Inclusion will be offered to patients presenting with a recent CRVO, a vitrectomy will be performed augmented with retinal vein cannulation and infusion of ocriplasmin during 10 minutes.
Patients presenting with a recent CRVO (<2weeks) will be offered inclusion to undergo a vitrectomy with subsequent prolonged retinal vein cannulation and infusion of Ocirplasmin. The surgery is done by placing a microneedle in one of the branch retinal veins at the border of the optic disc. To increase the safety of this procedure a surgical stabilizer was developed. This procedure was abundantly tested and refined in multiple in vivo porcine experiments and the medication (Ocriplasmin) has already been tested for fibrinolytic activity used in 100-fold higher dosis intravenously and intra-arterially.
After the surgery, standard of care follow up with a comprehensive ophthalmological examination and technical investigations is foreseen.

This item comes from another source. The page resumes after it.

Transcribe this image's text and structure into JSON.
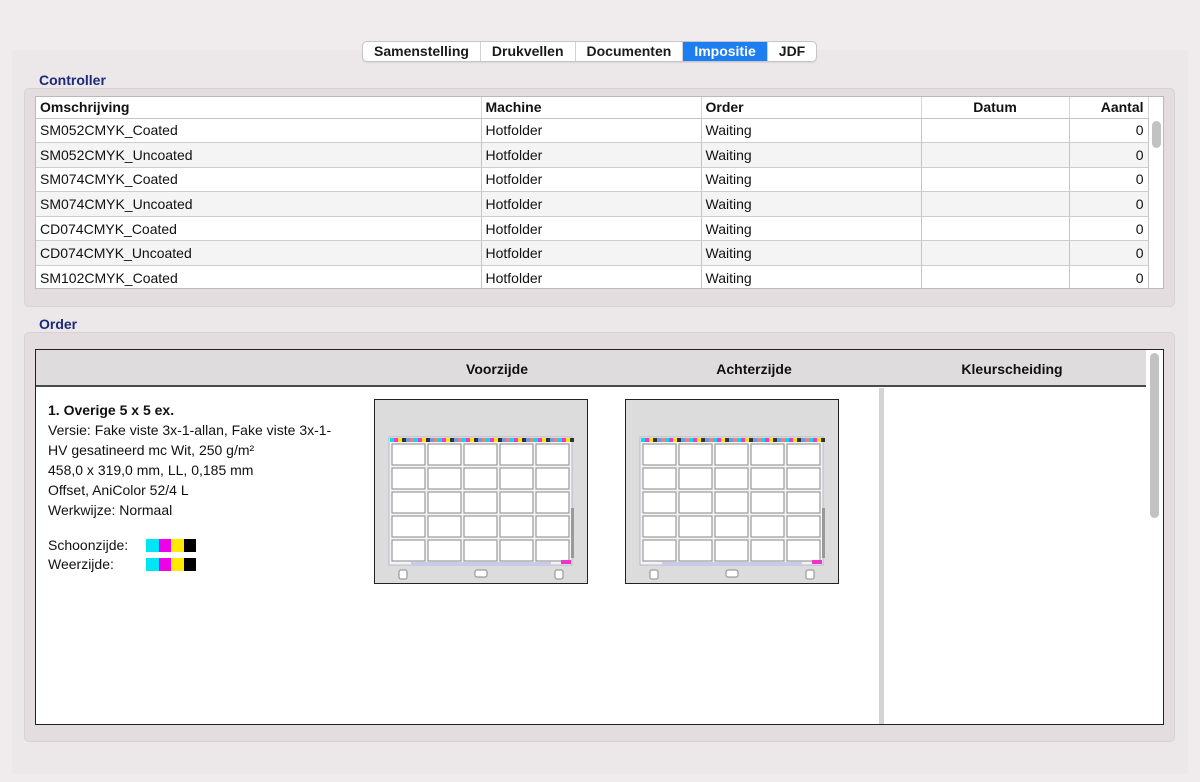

The primary outcome measures of this safety and feasiblity study are: technical success to cannulate the retinal vein and inject ocriplasmin to remove the blood clot, number of intervention-related (surgical or pharmacological) complications, duration of infusion.
If necessary; depending on the disease evolution, additional interventions like intravitreal antiVEGF, steroids or laser photocoagulation can be performed.
|Study Type :||Interventional (Clinical Trial)|
|Actual Enrollment :||4 participants|
|Intervention Model:||Single Group Assignment|
|Masking:||None (Open Label)|
|Official Title:||Phase I Study on the Feasibility and Safety of Surgical Stabilizer Assisted Retinal Vein Cannulation With Ocriplasmin Infusion for Central Retinal Vein Occlusion.|
|Study Start Date :||December 2016|
|Actual Primary Completion Date :||August 10, 2017|
|Actual Study Completion Date :||August 11, 2017|
Experimental: Ocriplasmin intravenously
All subjects included in this phase I study are in the experimental treatment arm and will undergo a vitrectomy augmented with retinal vein cannulation and intravenous Ocriplasmin infusion.
Drug: Ocriplasmin intravenously
Retinal vein cannulation with Ocriplasmin infusion
Other Name: Jetrea
- Feasibility [ Time Frame: peroperative ]technical succes of retinal vein cannulation and duration of infusion time
- Safety [ Time Frame: peroperative until 2 weeks postoperative ]number of intervention-related (surgical or pharmacological) complications
- central macular thickness [ Time Frame: 2 weeks ]change in central macular thickness as measured with optical coherence tomography
- surface of non-perfused retina [ Time Frame: 2 weeks ]change in surface of non-perfused retina as measured with fluo-angiography
- visual acuity [ Time Frame: 2 weeks ]change in visual acuity
To learn more about this study, you or your doctor may contact the study research staff using the contact information provided by the sponsor.
Please refer to this study by its ClinicalTrials.gov identifier (NCT number): NCT02747030
|Leuven, Vlaams Brabant, Belgium, 3000|
|Principal Investigator:||Peter Stalmans, MD PhD||UZ Leuven|